Exercise goal
Copy everything in the records exactly; the pictures stay out.

Records to use

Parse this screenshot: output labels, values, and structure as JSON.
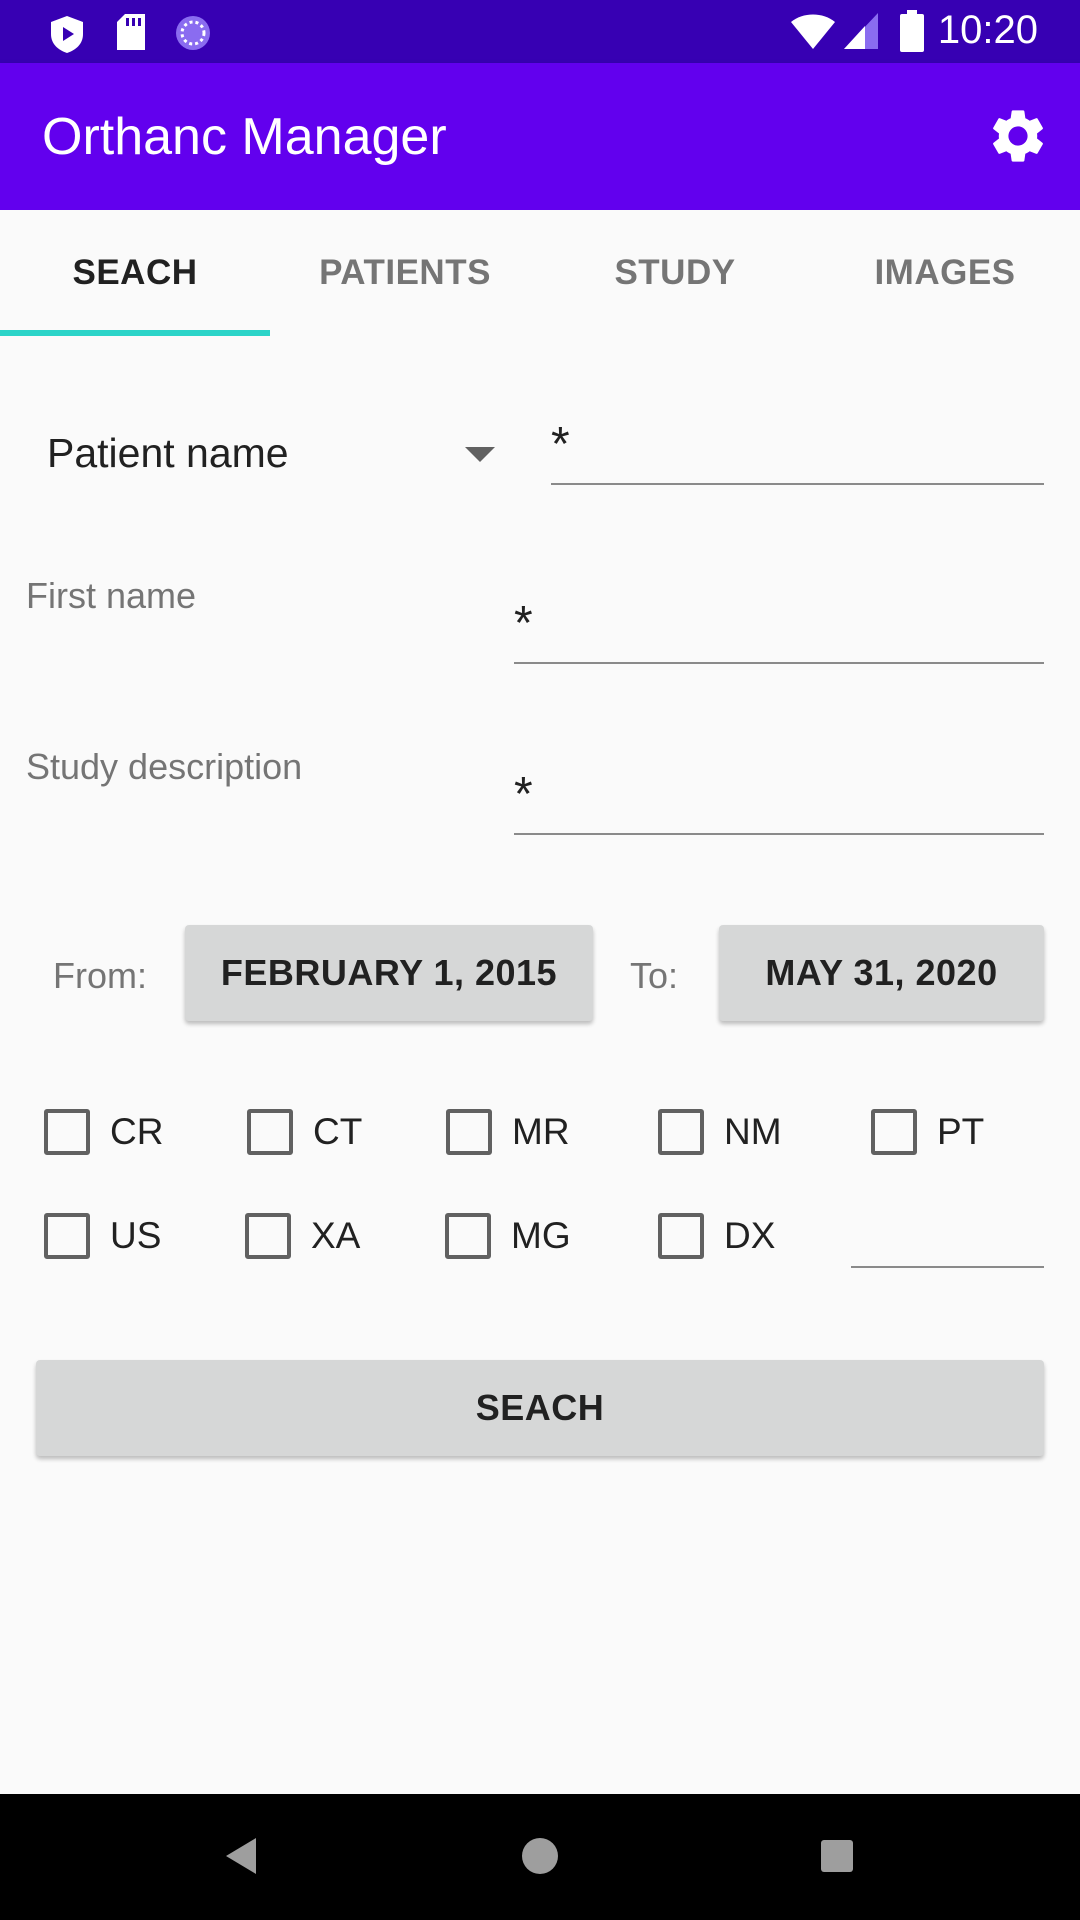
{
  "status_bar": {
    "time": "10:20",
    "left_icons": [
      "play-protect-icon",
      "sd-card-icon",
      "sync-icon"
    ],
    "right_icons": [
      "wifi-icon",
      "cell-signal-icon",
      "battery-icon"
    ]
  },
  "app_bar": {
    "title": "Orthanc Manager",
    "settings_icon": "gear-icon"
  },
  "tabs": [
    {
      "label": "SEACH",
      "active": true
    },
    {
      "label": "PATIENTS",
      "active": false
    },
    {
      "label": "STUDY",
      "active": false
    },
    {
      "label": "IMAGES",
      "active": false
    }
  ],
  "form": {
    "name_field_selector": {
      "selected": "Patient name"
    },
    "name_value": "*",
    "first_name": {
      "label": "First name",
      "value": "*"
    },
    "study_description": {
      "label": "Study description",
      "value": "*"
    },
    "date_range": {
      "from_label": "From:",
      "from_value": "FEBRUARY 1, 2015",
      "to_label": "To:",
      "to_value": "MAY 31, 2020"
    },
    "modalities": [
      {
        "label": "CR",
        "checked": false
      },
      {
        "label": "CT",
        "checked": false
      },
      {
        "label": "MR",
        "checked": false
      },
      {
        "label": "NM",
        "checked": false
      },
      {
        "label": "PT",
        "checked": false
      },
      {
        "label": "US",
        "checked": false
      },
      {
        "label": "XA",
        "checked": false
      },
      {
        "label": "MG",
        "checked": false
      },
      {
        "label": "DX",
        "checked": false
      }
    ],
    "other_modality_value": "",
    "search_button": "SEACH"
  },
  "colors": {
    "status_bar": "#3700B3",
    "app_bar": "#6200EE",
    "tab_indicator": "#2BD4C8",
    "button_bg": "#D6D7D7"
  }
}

Exercise response
Parse this screenshot: output labels, values, and structure as JSON.
{
  "status_bar": {
    "time": "10:20",
    "left_icons": [
      "play-protect-icon",
      "sd-card-icon",
      "sync-icon"
    ],
    "right_icons": [
      "wifi-icon",
      "cell-signal-icon",
      "battery-icon"
    ]
  },
  "app_bar": {
    "title": "Orthanc Manager",
    "settings_icon": "gear-icon"
  },
  "tabs": [
    {
      "label": "SEACH",
      "active": true
    },
    {
      "label": "PATIENTS",
      "active": false
    },
    {
      "label": "STUDY",
      "active": false
    },
    {
      "label": "IMAGES",
      "active": false
    }
  ],
  "form": {
    "name_field_selector": {
      "selected": "Patient name"
    },
    "name_value": "*",
    "first_name": {
      "label": "First name",
      "value": "*"
    },
    "study_description": {
      "label": "Study description",
      "value": "*"
    },
    "date_range": {
      "from_label": "From:",
      "from_value": "FEBRUARY 1, 2015",
      "to_label": "To:",
      "to_value": "MAY 31, 2020"
    },
    "modalities": [
      {
        "label": "CR",
        "checked": false
      },
      {
        "label": "CT",
        "checked": false
      },
      {
        "label": "MR",
        "checked": false
      },
      {
        "label": "NM",
        "checked": false
      },
      {
        "label": "PT",
        "checked": false
      },
      {
        "label": "US",
        "checked": false
      },
      {
        "label": "XA",
        "checked": false
      },
      {
        "label": "MG",
        "checked": false
      },
      {
        "label": "DX",
        "checked": false
      }
    ],
    "other_modality_value": "",
    "search_button": "SEACH"
  },
  "colors": {
    "status_bar": "#3700B3",
    "app_bar": "#6200EE",
    "tab_indicator": "#2BD4C8",
    "button_bg": "#D6D7D7"
  }
}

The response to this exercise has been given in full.